PROBLEM STATEMENT
Write out the listing below in full and exactly, leaving out every picture.

DATA LISTING Block Start

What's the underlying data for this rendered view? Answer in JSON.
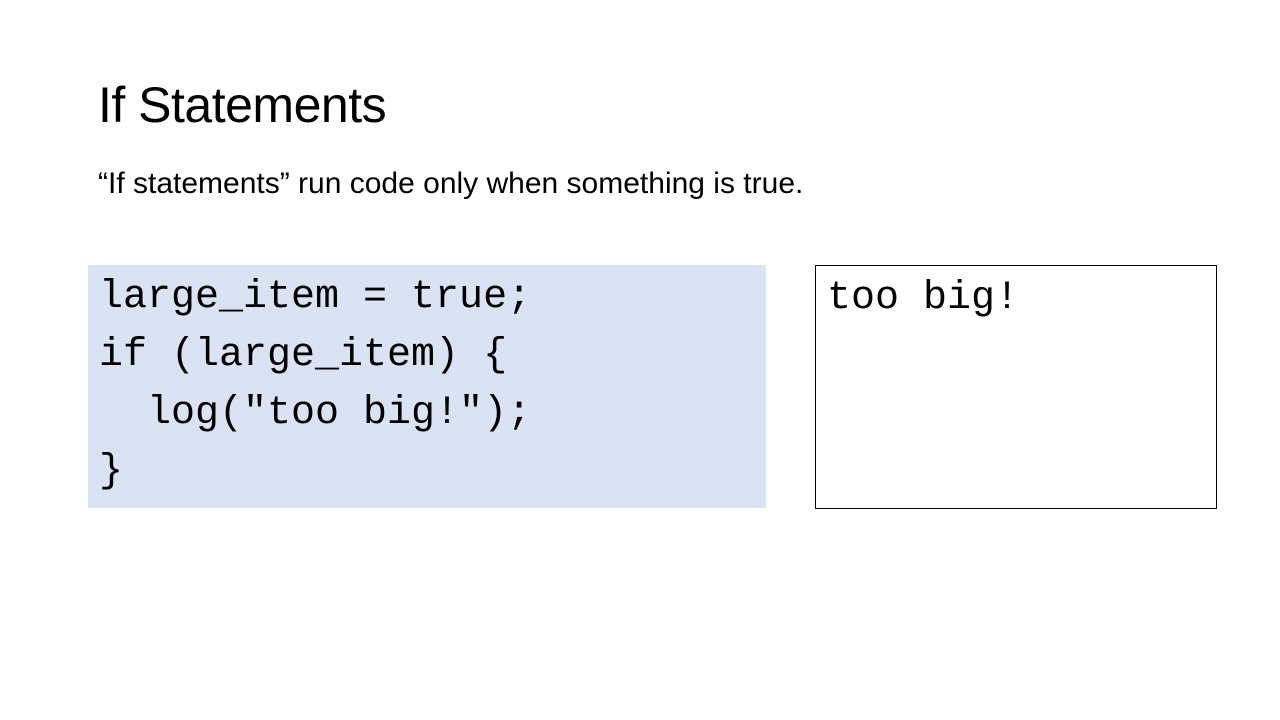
{
  "slide": {
    "title": "If Statements",
    "subtitle": "“If statements” run code only when something is true.",
    "code_lines": [
      "large_item = true;",
      "if (large_item) {",
      "  log(\"too big!\");",
      "}"
    ],
    "output": "too big!",
    "colors": {
      "code_background": "#dae3f3",
      "output_border": "#000000"
    }
  }
}
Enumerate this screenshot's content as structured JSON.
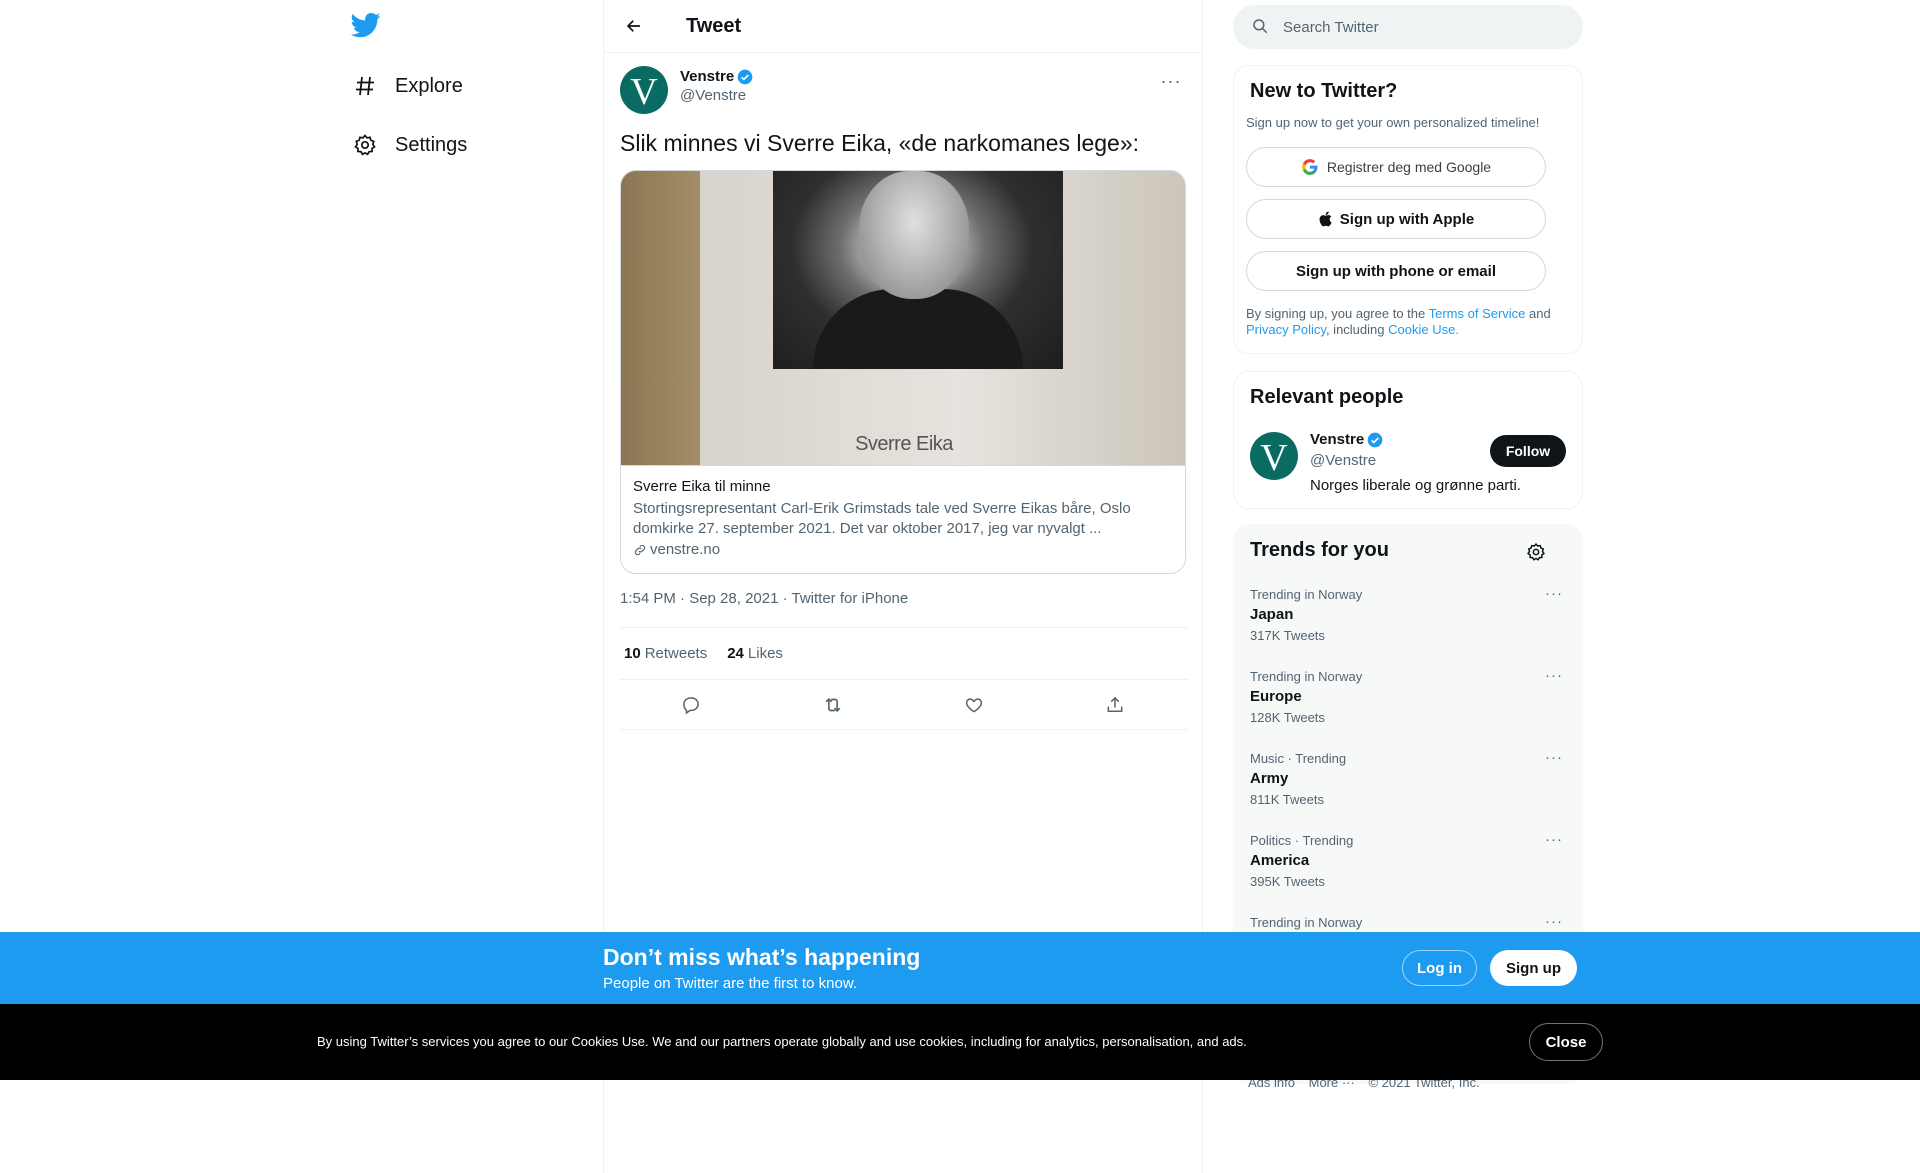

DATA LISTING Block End

WORKED SOLUTION
What's the underlying data for this rendered view? Answer in JSON.
{
  "slide": {
    "title": "If Statements",
    "subtitle": "“If statements” run code only when something is true.",
    "code_lines": [
      "large_item = true;",
      "if (large_item) {",
      "  log(\"too big!\");",
      "}"
    ],
    "output": "too big!",
    "colors": {
      "code_background": "#dae3f3",
      "output_border": "#000000"
    }
  }
}
Enumerate this screenshot's content as structured JSON.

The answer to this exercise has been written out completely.